    The key to consistent sleep is a consistent sleep window — because when you give in to the temptation of getting even more sleep by sleeping in later than normal, there is less time for sleep drive to build during the day to help you sleep the following night.

    So, it’s just as important to try to stick to that consistent out of bed time after a good night of sleep as it is to stick to it after a bad night of sleep.

    One thing that stood out from your post was this:

    “Right now I’m lying in my bed crying knowing that I have to wait some 15 hours to try to get to sleep again.”

    You don’t want to be in bed when awake, anxious, frustrated, or angry. You only want to be in bed during your sleep window and when you are sleeping or relaxed enough for sleep. Staying in bed when awake and anxious/frustrated reinforces an association between the bed and wakefulness and all those negative emotions rather than sleep and relaxation.

    If you want to make the bed a strong cue for sleep and relaxation, it’s important to make sure that you are only in bed when you are asleep or relaxed.

    I hope this helps.
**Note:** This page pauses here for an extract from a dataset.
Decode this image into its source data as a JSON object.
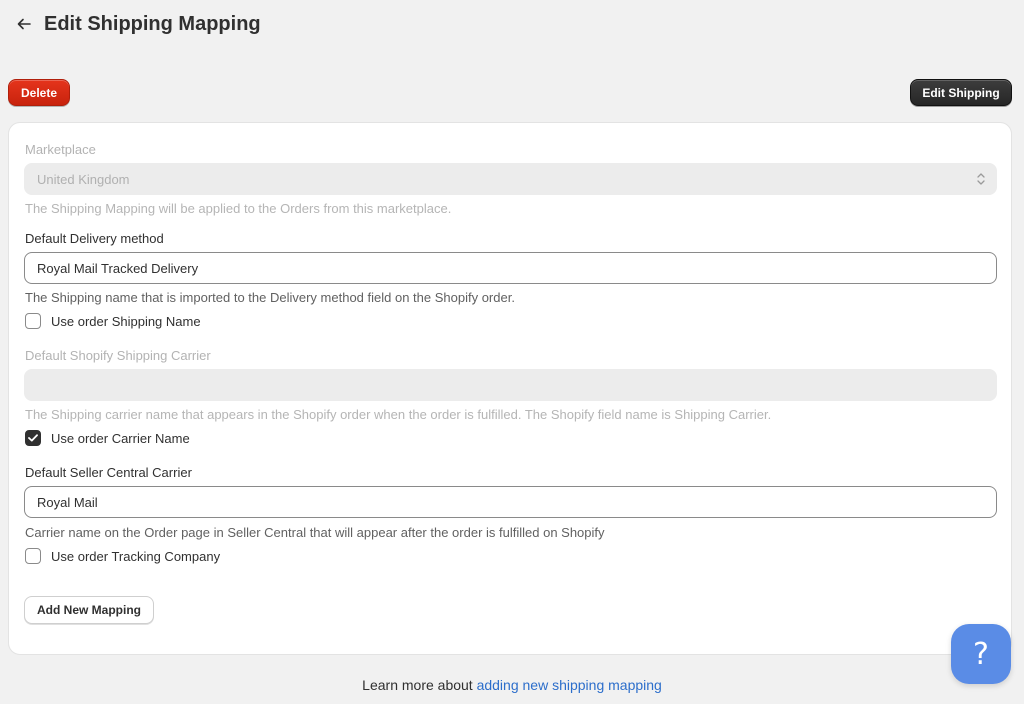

    The content of this post is provided for informational and educational purposes only. It is not medical advice and is not intended to diagnose, treat, cure, or prevent any disease, disorder, or medical condition. It should never replace any advice given to you by your physician or any other licensed healthcare provider. Insomnia Coach LLC offers coaching services only and does not provide therapy, counseling, medical advice, or medical treatment. All content is provided “as is” and without warranties, either express or implied.

    ✘ Not a client

    Thanks for your reply and advice, Martin,

    Yes, I know staying in bed is a bad idea, I just couldn’t help it that morning of the original post.
    I generally don’t have a problem getting out of bed at the same time every day since there are no sleep-ins and snoozes for me anyway.
    The silver lining is that,yes, it at least helps to fall asleep at night most of the time.

    Thanks again.

    • This reply was modified 2 months, 2 weeks ago by Edgar.
Viewing 10 posts - 1 through 10 (of 10 total)

Get involved in this discussion! Log in or register now to have your say!

Want help from an expert sleep coach?

My name is Martin Reed and I am the founder of Insomnia Coach®. Enroll in my free sleep training course and get better sleep.

  • * Get one email every day for two weeks.
  • * Follow my advice and your sleep will improve.
  • * Learn the mistakes you’re making that are ruining your sleep.
  • * 97% of subscribers say they would recommend the course to a friend.
  • * Your email address will not be shared or sold. You can unsubscribe at any time.

Learn more about my free sleep training for insomnia or get started right now:

Certified Health Education Specialist logo Certification in Clinical Sleep Health logo ACE-certified Health Coach logo American Academy Sleep Medicine membership badge